# Work required:
Set down every line below, word for word.

# Supplied information:

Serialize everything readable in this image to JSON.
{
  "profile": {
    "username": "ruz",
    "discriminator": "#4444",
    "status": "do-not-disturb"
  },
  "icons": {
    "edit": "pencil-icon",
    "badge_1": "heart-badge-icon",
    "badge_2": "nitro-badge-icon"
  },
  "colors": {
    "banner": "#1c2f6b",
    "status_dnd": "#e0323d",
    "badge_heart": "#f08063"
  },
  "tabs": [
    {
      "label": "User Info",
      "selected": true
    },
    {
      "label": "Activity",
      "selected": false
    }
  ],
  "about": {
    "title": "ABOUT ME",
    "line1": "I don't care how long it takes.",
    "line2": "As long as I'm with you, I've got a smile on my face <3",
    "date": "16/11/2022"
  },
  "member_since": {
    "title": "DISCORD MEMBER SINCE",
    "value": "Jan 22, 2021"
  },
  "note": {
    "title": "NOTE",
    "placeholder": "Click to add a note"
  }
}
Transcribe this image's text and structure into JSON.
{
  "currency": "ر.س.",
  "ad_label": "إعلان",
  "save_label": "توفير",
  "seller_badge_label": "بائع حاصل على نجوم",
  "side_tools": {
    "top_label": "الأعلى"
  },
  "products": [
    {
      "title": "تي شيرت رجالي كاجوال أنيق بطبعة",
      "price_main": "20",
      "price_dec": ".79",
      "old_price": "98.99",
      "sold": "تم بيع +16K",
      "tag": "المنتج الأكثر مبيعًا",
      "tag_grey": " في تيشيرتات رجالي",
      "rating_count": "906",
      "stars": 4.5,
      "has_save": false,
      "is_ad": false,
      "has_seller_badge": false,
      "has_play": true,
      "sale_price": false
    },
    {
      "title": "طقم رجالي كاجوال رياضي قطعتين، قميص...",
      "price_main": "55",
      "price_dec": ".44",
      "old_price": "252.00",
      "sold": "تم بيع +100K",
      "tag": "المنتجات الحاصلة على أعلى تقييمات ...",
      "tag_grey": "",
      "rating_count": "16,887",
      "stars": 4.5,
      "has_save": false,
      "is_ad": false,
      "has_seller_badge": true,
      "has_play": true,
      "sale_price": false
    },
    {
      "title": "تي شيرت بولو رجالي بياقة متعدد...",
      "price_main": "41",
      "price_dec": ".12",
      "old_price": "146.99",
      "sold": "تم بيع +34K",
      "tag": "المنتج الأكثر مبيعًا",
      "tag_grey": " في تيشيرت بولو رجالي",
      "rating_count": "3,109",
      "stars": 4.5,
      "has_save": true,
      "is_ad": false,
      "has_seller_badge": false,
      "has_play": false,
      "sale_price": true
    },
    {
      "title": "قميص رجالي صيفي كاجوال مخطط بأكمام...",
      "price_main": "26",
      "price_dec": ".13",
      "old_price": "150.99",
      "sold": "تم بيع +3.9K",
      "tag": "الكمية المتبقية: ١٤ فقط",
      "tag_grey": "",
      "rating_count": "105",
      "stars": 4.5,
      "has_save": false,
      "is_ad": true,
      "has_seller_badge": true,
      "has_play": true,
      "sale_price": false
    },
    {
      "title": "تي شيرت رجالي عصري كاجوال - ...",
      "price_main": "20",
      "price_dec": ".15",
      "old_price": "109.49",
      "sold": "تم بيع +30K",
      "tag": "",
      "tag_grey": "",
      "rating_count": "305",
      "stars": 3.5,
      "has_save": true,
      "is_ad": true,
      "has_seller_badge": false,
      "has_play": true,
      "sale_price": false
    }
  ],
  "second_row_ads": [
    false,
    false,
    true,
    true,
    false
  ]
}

# Written solution:
Serialize everything readable in this image to JSON.
{
  "profile": {
    "username": "ruz",
    "discriminator": "#4444",
    "status": "do-not-disturb"
  },
  "icons": {
    "edit": "pencil-icon",
    "badge_1": "heart-badge-icon",
    "badge_2": "nitro-badge-icon"
  },
  "colors": {
    "banner": "#1c2f6b",
    "status_dnd": "#e0323d",
    "badge_heart": "#f08063"
  },
  "tabs": [
    {
      "label": "User Info",
      "selected": true
    },
    {
      "label": "Activity",
      "selected": false
    }
  ],
  "about": {
    "title": "ABOUT ME",
    "line1": "I don't care how long it takes.",
    "line2": "As long as I'm with you, I've got a smile on my face <3",
    "date": "16/11/2022"
  },
  "member_since": {
    "title": "DISCORD MEMBER SINCE",
    "value": "Jan 22, 2021"
  },
  "note": {
    "title": "NOTE",
    "placeholder": "Click to add a note"
  }
}
Transcribe this image's text and structure into JSON.
{
  "currency": "ر.س.",
  "ad_label": "إعلان",
  "save_label": "توفير",
  "seller_badge_label": "بائع حاصل على نجوم",
  "side_tools": {
    "top_label": "الأعلى"
  },
  "products": [
    {
      "title": "تي شيرت رجالي كاجوال أنيق بطبعة",
      "price_main": "20",
      "price_dec": ".79",
      "old_price": "98.99",
      "sold": "تم بيع +16K",
      "tag": "المنتج الأكثر مبيعًا",
      "tag_grey": " في تيشيرتات رجالي",
      "rating_count": "906",
      "stars": 4.5,
      "has_save": false,
      "is_ad": false,
      "has_seller_badge": false,
      "has_play": true,
      "sale_price": false
    },
    {
      "title": "طقم رجالي كاجوال رياضي قطعتين، قميص...",
      "price_main": "55",
      "price_dec": ".44",
      "old_price": "252.00",
      "sold": "تم بيع +100K",
      "tag": "المنتجات الحاصلة على أعلى تقييمات ...",
      "tag_grey": "",
      "rating_count": "16,887",
      "stars": 4.5,
      "has_save": false,
      "is_ad": false,
      "has_seller_badge": true,
      "has_play": true,
      "sale_price": false
    },
    {
      "title": "تي شيرت بولو رجالي بياقة متعدد...",
      "price_main": "41",
      "price_dec": ".12",
      "old_price": "146.99",
      "sold": "تم بيع +34K",
      "tag": "المنتج الأكثر مبيعًا",
      "tag_grey": " في تيشيرت بولو رجالي",
      "rating_count": "3,109",
      "stars": 4.5,
      "has_save": true,
      "is_ad": false,
      "has_seller_badge": false,
      "has_play": false,
      "sale_price": true
    },
    {
      "title": "قميص رجالي صيفي كاجوال مخطط بأكمام...",
      "price_main": "26",
      "price_dec": ".13",
      "old_price": "150.99",
      "sold": "تم بيع +3.9K",
      "tag": "الكمية المتبقية: ١٤ فقط",
      "tag_grey": "",
      "rating_count": "105",
      "stars": 4.5,
      "has_save": false,
      "is_ad": true,
      "has_seller_badge": true,
      "has_play": true,
      "sale_price": false
    },
    {
      "title": "تي شيرت رجالي عصري كاجوال - ...",
      "price_main": "20",
      "price_dec": ".15",
      "old_price": "109.49",
      "sold": "تم بيع +30K",
      "tag": "",
      "tag_grey": "",
      "rating_count": "305",
      "stars": 3.5,
      "has_save": true,
      "is_ad": true,
      "has_seller_badge": false,
      "has_play": true,
      "sale_price": false
    }
  ],
  "second_row_ads": [
    false,
    false,
    true,
    true,
    false
  ]
}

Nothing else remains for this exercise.